◆ **Exercise description**
Find the string "Image" in the records. Copy every line it appears in.

◆ **Entries shown**
________________
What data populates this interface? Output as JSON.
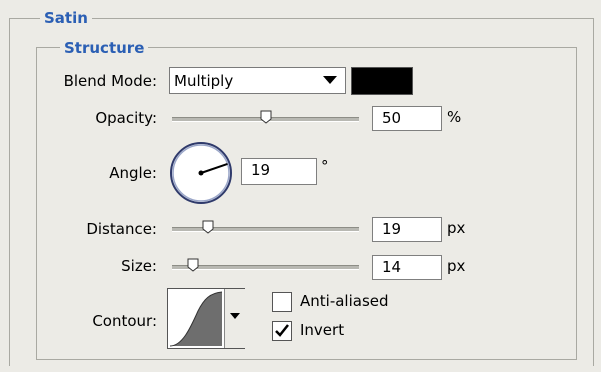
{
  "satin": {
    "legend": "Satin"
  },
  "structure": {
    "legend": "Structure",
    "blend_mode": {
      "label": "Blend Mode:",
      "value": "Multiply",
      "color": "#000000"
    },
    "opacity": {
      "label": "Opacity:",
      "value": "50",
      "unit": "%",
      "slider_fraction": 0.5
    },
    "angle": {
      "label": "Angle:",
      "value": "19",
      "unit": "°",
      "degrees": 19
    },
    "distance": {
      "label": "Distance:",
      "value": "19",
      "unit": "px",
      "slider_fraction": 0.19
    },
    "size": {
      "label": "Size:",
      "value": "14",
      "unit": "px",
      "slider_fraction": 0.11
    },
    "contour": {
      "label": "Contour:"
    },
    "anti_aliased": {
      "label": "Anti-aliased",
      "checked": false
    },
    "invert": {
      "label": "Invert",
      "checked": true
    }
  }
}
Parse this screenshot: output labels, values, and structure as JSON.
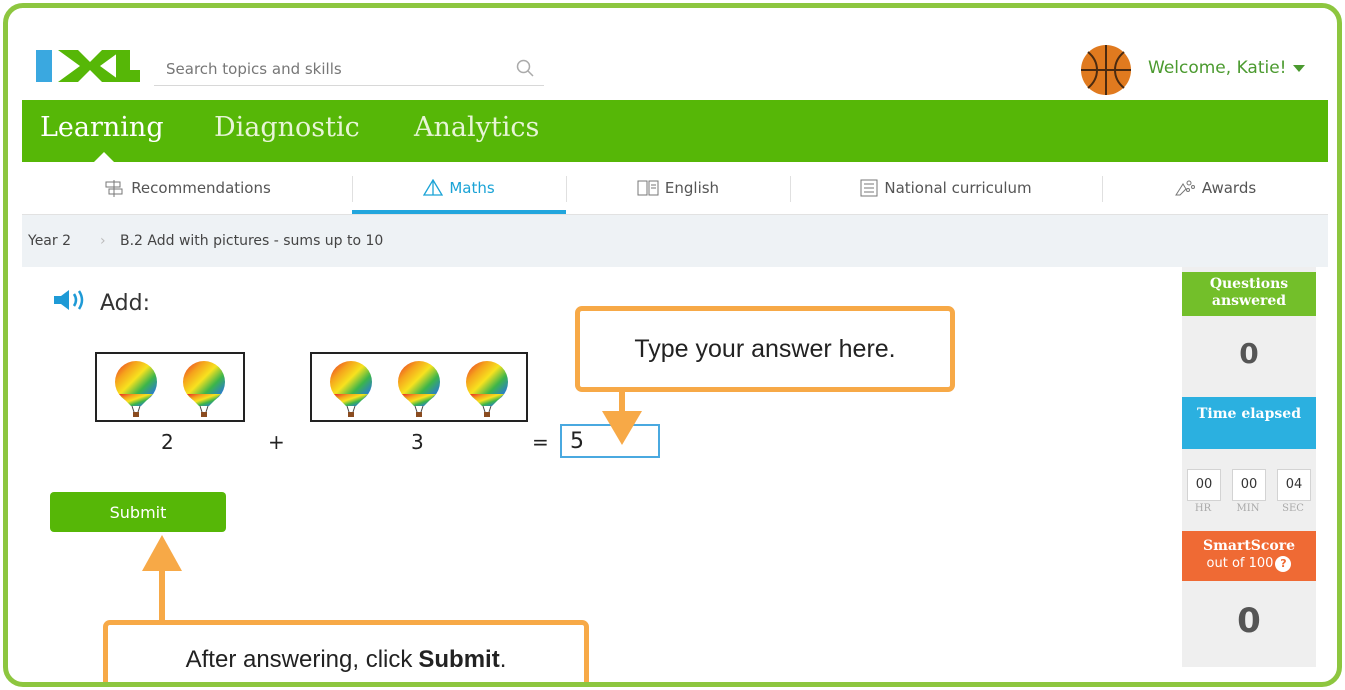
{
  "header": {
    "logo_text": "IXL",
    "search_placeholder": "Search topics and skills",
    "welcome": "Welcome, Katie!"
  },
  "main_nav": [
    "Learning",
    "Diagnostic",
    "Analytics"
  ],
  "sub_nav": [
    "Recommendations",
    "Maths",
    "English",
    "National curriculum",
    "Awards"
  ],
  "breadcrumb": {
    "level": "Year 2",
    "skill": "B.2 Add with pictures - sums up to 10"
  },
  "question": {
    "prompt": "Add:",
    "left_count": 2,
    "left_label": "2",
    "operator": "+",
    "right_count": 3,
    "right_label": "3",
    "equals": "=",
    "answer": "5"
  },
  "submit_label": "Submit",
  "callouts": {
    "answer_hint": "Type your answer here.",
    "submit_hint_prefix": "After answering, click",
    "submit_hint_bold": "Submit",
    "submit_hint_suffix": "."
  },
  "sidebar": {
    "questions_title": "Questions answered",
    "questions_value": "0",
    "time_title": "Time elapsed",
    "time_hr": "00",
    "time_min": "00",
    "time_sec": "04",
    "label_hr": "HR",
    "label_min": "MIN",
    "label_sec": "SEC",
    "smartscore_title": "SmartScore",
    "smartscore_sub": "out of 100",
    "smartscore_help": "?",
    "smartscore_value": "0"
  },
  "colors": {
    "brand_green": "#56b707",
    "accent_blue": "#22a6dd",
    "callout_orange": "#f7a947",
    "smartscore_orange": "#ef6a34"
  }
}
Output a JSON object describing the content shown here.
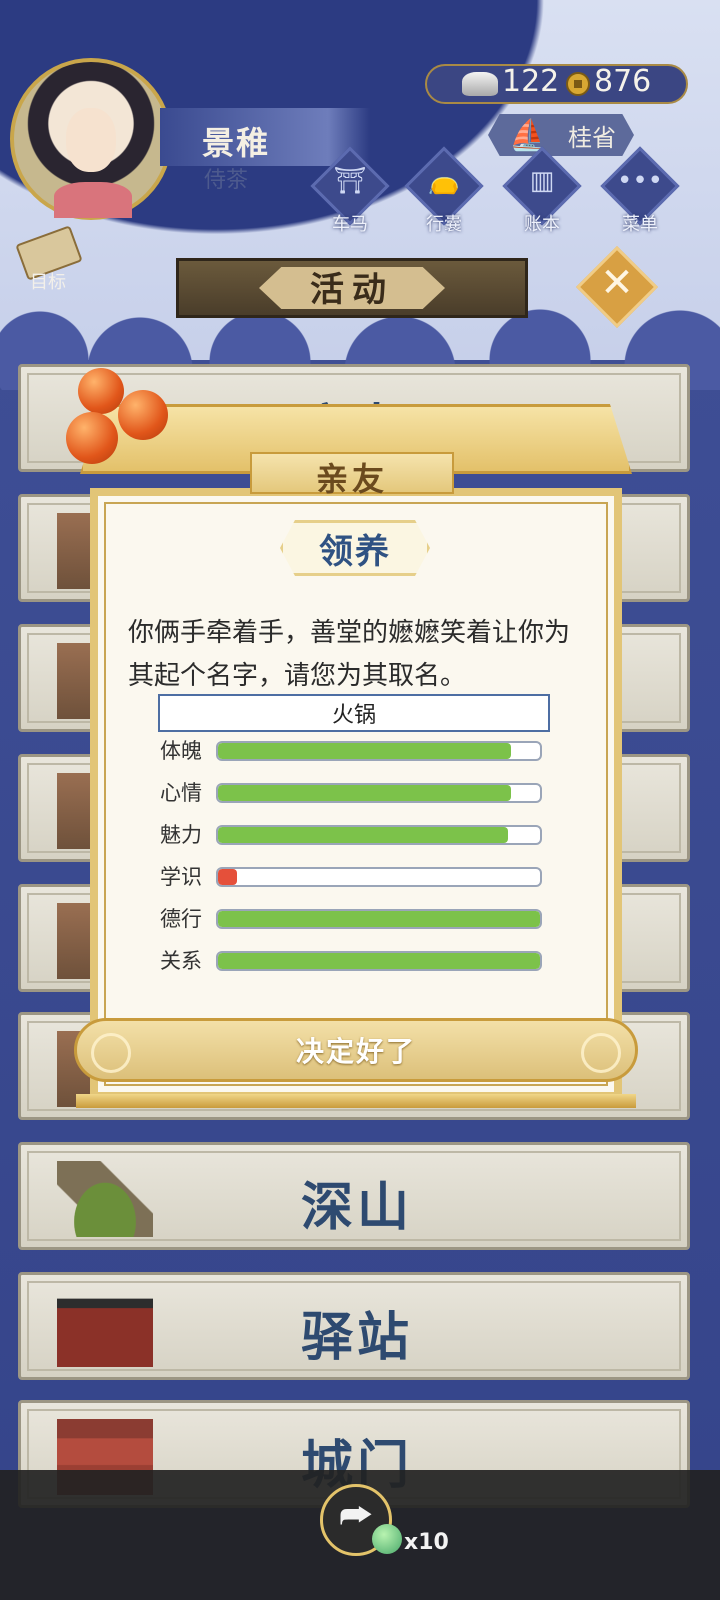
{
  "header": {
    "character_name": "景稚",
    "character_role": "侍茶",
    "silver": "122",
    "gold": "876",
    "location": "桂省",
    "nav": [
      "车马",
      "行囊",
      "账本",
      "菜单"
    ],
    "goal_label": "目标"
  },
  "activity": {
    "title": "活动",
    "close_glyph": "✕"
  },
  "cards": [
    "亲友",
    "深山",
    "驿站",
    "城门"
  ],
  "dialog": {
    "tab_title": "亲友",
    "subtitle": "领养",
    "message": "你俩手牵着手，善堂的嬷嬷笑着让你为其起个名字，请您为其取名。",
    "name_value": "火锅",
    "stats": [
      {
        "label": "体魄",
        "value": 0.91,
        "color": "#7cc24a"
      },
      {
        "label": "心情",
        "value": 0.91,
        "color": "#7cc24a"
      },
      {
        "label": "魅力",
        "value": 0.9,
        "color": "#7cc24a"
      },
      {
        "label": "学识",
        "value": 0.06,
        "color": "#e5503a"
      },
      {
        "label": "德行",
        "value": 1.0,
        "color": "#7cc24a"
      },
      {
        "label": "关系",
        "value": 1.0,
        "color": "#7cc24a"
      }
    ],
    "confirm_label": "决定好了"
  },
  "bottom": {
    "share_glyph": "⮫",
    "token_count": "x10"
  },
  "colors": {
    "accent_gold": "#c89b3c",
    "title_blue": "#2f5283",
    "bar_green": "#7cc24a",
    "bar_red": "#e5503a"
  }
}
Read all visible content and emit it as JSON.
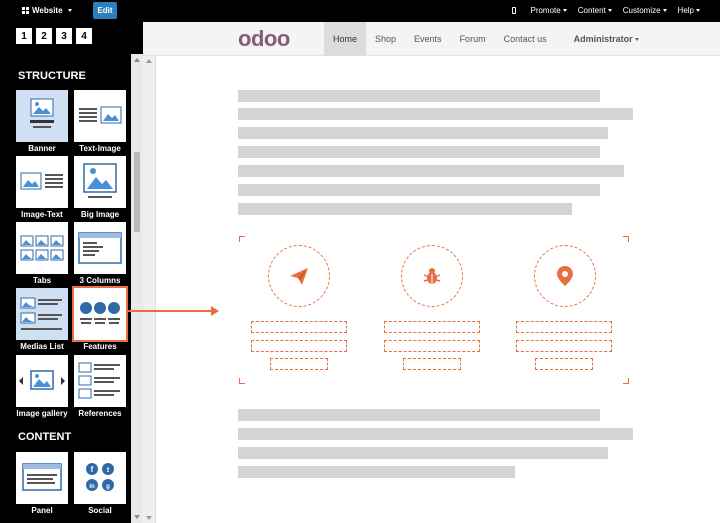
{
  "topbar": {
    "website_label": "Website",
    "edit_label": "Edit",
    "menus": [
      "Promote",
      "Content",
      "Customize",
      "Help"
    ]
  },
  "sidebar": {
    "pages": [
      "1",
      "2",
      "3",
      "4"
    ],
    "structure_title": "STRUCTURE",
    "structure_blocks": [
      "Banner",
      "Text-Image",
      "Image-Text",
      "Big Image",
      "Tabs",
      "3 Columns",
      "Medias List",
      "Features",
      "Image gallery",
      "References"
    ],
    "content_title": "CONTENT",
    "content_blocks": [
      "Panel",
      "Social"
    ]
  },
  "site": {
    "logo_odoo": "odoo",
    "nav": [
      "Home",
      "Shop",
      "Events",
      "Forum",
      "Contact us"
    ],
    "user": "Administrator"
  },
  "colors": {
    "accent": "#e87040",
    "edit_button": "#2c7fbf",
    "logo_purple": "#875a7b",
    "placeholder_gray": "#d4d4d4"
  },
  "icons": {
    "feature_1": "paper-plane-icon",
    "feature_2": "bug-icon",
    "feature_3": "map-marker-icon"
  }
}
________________
◆ **Response to the task**
      "Text-Image",
      "Image-Text",
      "Big Image",
      "Image gallery",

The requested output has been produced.